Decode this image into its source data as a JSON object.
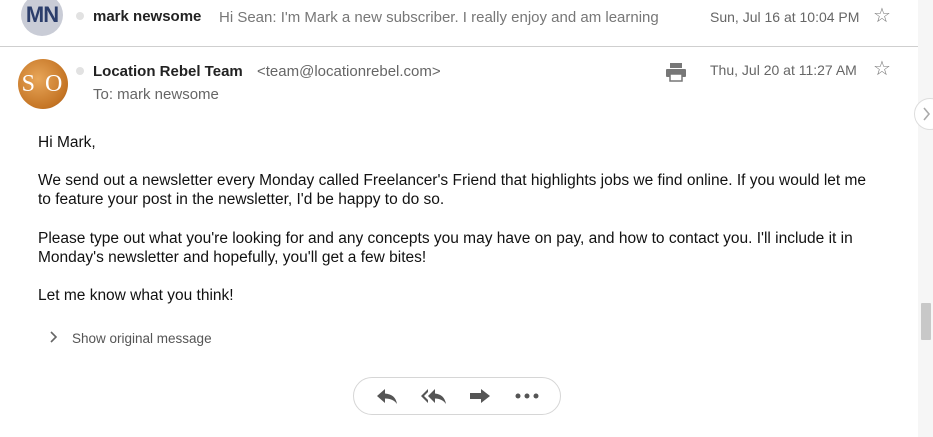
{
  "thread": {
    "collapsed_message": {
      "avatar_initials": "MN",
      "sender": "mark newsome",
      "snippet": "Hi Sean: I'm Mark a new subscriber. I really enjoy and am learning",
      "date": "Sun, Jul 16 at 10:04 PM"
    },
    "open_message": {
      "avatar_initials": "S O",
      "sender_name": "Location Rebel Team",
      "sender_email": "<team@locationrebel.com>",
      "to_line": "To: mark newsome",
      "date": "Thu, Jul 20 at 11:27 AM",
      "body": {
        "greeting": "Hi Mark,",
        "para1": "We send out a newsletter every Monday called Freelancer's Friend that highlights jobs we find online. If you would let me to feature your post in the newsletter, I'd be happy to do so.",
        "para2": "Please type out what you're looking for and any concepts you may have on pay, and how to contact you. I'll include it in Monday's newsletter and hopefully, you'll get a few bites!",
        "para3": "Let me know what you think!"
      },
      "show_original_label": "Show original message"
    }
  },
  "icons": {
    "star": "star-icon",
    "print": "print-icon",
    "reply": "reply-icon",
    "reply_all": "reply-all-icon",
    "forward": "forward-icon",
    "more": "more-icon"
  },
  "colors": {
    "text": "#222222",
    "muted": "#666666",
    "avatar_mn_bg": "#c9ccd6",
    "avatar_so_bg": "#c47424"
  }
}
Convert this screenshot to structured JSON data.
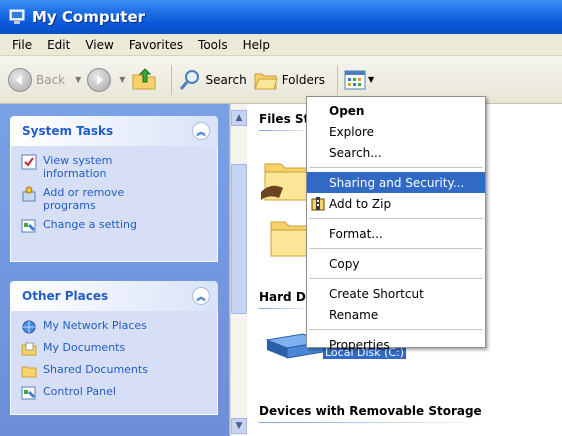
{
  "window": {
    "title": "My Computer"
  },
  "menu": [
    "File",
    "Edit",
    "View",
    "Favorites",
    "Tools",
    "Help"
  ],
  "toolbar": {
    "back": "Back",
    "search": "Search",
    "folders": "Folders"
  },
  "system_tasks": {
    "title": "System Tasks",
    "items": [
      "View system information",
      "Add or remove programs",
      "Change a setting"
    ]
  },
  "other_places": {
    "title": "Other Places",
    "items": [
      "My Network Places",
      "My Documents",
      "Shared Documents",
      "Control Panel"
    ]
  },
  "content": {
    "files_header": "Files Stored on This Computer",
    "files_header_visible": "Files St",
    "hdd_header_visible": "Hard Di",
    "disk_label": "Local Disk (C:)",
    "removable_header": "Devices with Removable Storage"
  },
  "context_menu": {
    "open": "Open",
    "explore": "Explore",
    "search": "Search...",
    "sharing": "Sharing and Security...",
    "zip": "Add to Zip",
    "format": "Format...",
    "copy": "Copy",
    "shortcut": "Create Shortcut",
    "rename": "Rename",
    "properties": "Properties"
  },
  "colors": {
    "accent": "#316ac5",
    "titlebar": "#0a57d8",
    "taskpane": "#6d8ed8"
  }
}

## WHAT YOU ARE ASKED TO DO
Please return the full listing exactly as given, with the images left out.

## RESPONSE
Decode this image into its source data as a JSON object.
{
  "thread": {
    "collapsed_message": {
      "avatar_initials": "MN",
      "sender": "mark newsome",
      "snippet": "Hi Sean: I'm Mark a new subscriber. I really enjoy and am learning",
      "date": "Sun, Jul 16 at 10:04 PM"
    },
    "open_message": {
      "avatar_initials": "S O",
      "sender_name": "Location Rebel Team",
      "sender_email": "<team@locationrebel.com>",
      "to_line": "To: mark newsome",
      "date": "Thu, Jul 20 at 11:27 AM",
      "body": {
        "greeting": "Hi Mark,",
        "para1": "We send out a newsletter every Monday called Freelancer's Friend that highlights jobs we find online. If you would let me to feature your post in the newsletter, I'd be happy to do so.",
        "para2": "Please type out what you're looking for and any concepts you may have on pay, and how to contact you. I'll include it in Monday's newsletter and hopefully, you'll get a few bites!",
        "para3": "Let me know what you think!"
      },
      "show_original_label": "Show original message"
    }
  },
  "icons": {
    "star": "star-icon",
    "print": "print-icon",
    "reply": "reply-icon",
    "reply_all": "reply-all-icon",
    "forward": "forward-icon",
    "more": "more-icon"
  },
  "colors": {
    "text": "#222222",
    "muted": "#666666",
    "avatar_mn_bg": "#c9ccd6",
    "avatar_so_bg": "#c47424"
  }
}
Convert this screenshot to structured JSON data.
{
  "window": {
    "title": "My Computer"
  },
  "menu": [
    "File",
    "Edit",
    "View",
    "Favorites",
    "Tools",
    "Help"
  ],
  "toolbar": {
    "back": "Back",
    "search": "Search",
    "folders": "Folders"
  },
  "system_tasks": {
    "title": "System Tasks",
    "items": [
      "View system information",
      "Add or remove programs",
      "Change a setting"
    ]
  },
  "other_places": {
    "title": "Other Places",
    "items": [
      "My Network Places",
      "My Documents",
      "Shared Documents",
      "Control Panel"
    ]
  },
  "content": {
    "files_header": "Files Stored on This Computer",
    "files_header_visible": "Files St",
    "hdd_header_visible": "Hard Di",
    "disk_label": "Local Disk (C:)",
    "removable_header": "Devices with Removable Storage"
  },
  "context_menu": {
    "open": "Open",
    "explore": "Explore",
    "search": "Search...",
    "sharing": "Sharing and Security...",
    "zip": "Add to Zip",
    "format": "Format...",
    "copy": "Copy",
    "shortcut": "Create Shortcut",
    "rename": "Rename",
    "properties": "Properties"
  },
  "colors": {
    "accent": "#316ac5",
    "titlebar": "#0a57d8",
    "taskpane": "#6d8ed8"
  }
}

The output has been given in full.